> Exercise details: Report every line of the data that includes "structured".

> Information provided:
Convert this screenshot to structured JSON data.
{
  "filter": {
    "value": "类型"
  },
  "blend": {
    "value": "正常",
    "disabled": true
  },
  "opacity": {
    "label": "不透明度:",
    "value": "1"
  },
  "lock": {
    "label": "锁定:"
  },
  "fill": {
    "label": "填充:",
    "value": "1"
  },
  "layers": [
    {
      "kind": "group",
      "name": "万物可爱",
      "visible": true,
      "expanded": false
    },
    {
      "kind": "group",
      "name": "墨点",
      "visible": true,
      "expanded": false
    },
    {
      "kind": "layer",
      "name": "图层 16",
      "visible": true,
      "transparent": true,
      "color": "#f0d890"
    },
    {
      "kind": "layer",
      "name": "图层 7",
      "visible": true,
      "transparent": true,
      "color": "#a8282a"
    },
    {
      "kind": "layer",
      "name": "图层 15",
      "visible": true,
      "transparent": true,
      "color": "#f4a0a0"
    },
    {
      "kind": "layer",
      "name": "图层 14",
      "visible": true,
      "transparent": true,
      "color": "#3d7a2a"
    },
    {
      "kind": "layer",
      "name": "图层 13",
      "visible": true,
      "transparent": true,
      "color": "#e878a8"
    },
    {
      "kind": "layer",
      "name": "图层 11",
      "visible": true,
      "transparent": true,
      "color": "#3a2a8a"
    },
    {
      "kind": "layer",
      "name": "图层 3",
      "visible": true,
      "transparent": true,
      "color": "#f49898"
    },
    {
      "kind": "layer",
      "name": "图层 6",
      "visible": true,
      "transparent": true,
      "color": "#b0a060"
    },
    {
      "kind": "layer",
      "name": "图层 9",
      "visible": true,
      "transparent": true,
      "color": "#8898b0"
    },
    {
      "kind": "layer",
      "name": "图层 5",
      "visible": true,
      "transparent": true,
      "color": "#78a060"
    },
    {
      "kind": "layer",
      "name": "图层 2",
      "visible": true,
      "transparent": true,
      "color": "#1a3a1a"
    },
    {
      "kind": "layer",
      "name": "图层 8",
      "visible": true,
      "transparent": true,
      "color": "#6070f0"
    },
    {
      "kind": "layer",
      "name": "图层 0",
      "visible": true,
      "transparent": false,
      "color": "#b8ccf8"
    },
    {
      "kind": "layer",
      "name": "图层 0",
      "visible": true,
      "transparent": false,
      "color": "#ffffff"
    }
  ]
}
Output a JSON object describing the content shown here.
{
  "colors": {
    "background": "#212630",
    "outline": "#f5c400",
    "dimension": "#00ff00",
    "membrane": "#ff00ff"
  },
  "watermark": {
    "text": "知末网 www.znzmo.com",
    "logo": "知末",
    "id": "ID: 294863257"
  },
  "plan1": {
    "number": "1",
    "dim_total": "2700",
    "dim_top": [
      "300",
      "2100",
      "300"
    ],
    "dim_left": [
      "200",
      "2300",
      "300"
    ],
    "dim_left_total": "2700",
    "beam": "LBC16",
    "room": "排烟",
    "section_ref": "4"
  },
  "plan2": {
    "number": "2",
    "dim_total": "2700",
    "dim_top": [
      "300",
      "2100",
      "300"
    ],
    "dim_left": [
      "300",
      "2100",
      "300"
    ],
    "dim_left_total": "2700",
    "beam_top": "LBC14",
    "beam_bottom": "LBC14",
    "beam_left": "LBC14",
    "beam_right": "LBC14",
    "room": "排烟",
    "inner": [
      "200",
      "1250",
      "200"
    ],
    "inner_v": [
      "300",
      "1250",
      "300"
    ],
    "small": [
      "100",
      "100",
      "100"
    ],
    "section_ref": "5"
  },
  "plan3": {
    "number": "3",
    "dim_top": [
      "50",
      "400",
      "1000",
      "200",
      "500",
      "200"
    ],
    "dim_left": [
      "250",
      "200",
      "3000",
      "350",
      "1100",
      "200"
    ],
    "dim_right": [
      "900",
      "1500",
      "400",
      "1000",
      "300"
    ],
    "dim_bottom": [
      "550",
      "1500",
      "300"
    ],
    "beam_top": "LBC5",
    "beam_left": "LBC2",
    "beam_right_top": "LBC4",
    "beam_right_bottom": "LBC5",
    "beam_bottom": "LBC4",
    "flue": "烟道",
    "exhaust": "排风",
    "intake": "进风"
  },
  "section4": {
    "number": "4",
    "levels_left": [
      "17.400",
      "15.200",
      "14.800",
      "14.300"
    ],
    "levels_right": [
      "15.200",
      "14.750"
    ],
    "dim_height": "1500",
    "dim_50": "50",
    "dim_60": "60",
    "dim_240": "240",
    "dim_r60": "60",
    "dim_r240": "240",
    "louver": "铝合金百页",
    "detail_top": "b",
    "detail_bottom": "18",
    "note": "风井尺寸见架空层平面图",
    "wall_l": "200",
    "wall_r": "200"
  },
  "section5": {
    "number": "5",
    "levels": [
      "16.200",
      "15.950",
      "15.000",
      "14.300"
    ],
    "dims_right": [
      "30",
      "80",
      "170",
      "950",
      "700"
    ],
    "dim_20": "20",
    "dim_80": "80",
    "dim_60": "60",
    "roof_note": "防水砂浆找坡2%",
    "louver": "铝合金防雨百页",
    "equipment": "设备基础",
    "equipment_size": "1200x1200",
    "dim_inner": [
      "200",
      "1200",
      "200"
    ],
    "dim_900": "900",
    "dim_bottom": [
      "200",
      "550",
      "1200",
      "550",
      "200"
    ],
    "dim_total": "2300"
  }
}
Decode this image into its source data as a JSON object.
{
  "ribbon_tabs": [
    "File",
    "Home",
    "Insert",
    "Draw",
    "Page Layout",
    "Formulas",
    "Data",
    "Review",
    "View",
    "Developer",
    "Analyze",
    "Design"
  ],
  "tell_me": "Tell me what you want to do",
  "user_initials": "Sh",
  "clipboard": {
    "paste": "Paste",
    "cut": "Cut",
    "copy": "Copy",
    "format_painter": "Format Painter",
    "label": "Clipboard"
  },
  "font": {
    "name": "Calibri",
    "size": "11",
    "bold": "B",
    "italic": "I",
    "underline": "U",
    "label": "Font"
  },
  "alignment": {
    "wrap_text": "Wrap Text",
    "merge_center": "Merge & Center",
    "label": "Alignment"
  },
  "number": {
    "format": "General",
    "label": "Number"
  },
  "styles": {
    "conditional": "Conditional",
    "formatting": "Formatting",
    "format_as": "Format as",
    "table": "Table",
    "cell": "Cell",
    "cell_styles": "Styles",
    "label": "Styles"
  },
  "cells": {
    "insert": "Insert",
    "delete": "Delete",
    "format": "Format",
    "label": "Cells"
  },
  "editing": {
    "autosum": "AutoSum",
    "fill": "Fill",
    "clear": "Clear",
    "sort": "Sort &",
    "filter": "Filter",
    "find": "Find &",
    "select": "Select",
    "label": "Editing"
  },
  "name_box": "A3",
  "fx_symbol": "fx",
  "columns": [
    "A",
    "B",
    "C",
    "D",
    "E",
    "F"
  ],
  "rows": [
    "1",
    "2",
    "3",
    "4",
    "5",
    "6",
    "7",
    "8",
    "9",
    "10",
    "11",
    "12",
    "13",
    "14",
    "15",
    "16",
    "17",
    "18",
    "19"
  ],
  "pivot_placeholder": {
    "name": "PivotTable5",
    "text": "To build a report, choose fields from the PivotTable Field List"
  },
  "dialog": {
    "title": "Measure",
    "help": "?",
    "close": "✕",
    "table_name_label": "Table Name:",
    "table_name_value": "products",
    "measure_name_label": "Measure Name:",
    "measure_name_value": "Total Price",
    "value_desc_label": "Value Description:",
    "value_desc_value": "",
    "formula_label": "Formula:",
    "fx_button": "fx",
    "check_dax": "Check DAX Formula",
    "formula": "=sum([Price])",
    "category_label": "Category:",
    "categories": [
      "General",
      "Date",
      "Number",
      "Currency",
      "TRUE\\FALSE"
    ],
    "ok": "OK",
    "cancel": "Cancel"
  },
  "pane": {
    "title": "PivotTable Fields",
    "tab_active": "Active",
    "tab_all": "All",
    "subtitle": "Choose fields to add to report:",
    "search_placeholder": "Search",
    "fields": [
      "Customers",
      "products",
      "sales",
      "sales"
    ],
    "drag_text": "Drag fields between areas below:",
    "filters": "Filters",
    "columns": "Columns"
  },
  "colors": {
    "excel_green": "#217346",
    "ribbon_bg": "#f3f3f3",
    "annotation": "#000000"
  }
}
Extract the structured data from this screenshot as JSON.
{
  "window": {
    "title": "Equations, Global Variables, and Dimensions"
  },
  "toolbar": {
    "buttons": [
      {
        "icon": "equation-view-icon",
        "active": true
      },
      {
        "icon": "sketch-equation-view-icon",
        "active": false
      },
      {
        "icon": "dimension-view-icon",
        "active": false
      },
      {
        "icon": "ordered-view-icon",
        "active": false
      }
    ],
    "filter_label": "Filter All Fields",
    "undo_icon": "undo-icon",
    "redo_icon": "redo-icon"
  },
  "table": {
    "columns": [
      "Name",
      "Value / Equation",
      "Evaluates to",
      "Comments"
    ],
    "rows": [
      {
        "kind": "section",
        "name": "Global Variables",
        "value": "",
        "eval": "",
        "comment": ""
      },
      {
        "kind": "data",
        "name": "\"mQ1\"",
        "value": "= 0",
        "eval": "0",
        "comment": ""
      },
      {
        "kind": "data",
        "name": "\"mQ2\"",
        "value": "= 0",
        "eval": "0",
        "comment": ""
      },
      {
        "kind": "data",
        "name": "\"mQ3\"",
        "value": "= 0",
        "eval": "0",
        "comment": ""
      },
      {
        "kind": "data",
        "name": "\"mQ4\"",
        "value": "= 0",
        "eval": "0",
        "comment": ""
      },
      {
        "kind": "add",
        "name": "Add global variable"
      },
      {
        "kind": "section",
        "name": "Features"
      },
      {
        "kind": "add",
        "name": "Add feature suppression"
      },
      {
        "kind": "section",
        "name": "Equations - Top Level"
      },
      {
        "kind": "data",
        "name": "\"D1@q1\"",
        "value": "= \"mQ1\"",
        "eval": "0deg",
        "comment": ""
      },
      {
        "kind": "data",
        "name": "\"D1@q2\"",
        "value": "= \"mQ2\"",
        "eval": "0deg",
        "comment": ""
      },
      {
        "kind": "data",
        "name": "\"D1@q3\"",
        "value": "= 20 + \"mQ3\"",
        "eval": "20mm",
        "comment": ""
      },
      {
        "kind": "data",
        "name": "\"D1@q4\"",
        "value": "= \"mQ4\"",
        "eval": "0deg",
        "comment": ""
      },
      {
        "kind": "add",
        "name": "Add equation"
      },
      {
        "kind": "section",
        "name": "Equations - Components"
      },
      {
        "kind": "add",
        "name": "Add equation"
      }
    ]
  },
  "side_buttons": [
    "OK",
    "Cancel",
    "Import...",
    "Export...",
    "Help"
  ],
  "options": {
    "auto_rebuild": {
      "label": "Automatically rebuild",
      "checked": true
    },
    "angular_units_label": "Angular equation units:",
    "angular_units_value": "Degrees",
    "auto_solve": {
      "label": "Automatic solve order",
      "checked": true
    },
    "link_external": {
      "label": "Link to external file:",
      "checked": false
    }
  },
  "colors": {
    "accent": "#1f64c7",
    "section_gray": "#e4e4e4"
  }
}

> Response:
Convert this screenshot to structured JSON data.
Extract the structured data from this screenshot as JSON.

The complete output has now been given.